Most of the construction on the Suns arena will occur in the summer of '20 and '21
Photo: GETTY IMAGES

The Phoenix City Council has approved a $230M deal for renovations to Talking Stick Resort Arena that "will keep" the Suns in downtown Phoenix through at least '37, according to a front-page piece by Jessica Boehm of the ARIZONA REPUBLIC. The council yesterday voted 6-2 to approve the deal. The city will pay $150M "from its Sports Facilities Fund, which is composed" of a 1% tax on hotels and a 2% tax on car rentals. The council "added a number of tweaks to the deal." The Suns will be required to spend $10M "on community benefits (either through nonprofits or city programs), including at least" $2.6M to the "city's preschool program this year." The city "will hire someone to oversee Phoenix's expenditures on the renovations." Suns Owner Robert Sarver said that he "believes the arena investment will be a 'win-win' for both the team and Phoenix." Most of the speakers on the vote "favored the deal and spoke heartily about the Suns' community commitment." Several individuals "chided the deal as lopsided, since Phoenix will pay nearly double what the team will invest' (ARIZONA REPUBLIC, 1/24). The Suns could not muster enough council support for the renovation deal in December. The team deployed a cadre of PR and public affairs firms and leveraged business allies to help lobby council members and drive home to voters that tourism taxes will pay for renovations to the city owned arena. Sarver and Suns President & CEO Jason Rowley both testified at yesterday's vote (Mike Sunnucks, THE DAILY).
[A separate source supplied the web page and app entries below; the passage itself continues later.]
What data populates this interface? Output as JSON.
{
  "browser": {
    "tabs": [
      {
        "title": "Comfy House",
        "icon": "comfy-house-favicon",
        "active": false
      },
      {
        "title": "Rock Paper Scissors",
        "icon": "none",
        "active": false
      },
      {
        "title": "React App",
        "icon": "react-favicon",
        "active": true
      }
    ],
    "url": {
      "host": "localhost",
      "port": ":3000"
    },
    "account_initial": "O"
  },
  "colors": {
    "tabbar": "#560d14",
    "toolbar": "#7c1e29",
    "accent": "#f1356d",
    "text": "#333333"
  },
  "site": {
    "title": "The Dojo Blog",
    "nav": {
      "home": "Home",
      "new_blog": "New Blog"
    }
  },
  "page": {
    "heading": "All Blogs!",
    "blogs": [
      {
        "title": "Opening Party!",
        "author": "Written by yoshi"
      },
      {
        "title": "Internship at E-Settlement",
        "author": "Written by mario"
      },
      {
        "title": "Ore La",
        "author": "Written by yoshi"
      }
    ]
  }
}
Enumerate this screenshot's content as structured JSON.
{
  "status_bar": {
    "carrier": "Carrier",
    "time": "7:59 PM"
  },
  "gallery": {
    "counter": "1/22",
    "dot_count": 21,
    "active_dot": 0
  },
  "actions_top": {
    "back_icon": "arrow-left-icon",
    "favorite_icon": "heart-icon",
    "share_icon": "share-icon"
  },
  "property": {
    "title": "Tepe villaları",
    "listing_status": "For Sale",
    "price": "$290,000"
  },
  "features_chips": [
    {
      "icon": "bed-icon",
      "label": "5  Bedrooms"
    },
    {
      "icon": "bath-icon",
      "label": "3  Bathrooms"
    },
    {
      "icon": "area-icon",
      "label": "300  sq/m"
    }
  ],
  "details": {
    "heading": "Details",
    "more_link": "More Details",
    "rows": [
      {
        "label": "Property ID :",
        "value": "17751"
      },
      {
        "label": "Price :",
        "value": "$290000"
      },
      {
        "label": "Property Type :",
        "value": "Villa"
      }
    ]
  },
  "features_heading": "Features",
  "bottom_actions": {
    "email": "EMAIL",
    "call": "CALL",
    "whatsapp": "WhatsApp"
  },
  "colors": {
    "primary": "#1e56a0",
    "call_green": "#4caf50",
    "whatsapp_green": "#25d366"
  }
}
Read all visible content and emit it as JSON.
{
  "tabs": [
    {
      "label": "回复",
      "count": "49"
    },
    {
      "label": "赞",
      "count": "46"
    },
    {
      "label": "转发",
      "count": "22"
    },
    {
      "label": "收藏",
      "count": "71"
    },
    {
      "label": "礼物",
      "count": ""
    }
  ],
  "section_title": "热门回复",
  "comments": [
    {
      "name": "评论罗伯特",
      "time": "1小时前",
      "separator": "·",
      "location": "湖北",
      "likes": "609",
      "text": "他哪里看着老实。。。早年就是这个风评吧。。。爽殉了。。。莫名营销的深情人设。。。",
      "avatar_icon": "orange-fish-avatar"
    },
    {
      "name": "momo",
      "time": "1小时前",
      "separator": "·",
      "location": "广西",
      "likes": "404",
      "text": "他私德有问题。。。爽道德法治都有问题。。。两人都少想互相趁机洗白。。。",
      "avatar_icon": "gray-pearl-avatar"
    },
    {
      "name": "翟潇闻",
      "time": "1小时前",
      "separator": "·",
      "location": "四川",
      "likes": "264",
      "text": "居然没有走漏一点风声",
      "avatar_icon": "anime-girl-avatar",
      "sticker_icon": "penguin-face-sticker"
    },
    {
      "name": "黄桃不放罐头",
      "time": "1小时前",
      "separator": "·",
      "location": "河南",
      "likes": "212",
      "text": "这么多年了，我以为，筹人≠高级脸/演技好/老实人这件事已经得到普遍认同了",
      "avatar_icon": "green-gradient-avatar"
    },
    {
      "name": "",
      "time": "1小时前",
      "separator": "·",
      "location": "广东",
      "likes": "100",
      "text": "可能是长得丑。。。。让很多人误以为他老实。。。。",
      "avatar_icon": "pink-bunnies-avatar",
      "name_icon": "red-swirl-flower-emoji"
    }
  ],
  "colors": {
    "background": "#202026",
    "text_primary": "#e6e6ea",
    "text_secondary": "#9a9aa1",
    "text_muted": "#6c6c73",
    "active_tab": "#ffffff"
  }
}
HOW THE MONEY'S BEING SPENT: Talking Stick Resort Arena is slated for a total of $234.9M worth of upgrades and repairs, according to documents from the city of Phoenix. The arena opened in '92. Plans call for $99.6M of plumbing and HVAC repairs and for a new LED lighting system. The renovations also include $18.7M for new video boards, technology and security systems, $26.4M for new food service equipment and facilities as well for new artwork around the arena and $14.8M to upgrade the main seating bowl (Sunnucks). In Phoenix, Brandon Brown noted the renovations "will be conducted over the next three summers." Rowley said that this summer "will not see major renovations to the arena." Instead, the team "will start building the practice facility." Most arena construction "will happen during the summers" of '20 and '21. During construction, the WNBA Mercury and the Indoor Football League Arizona Rattlers "will have to find another facility in which to play" (BIZJOURNALS.com, 1/23).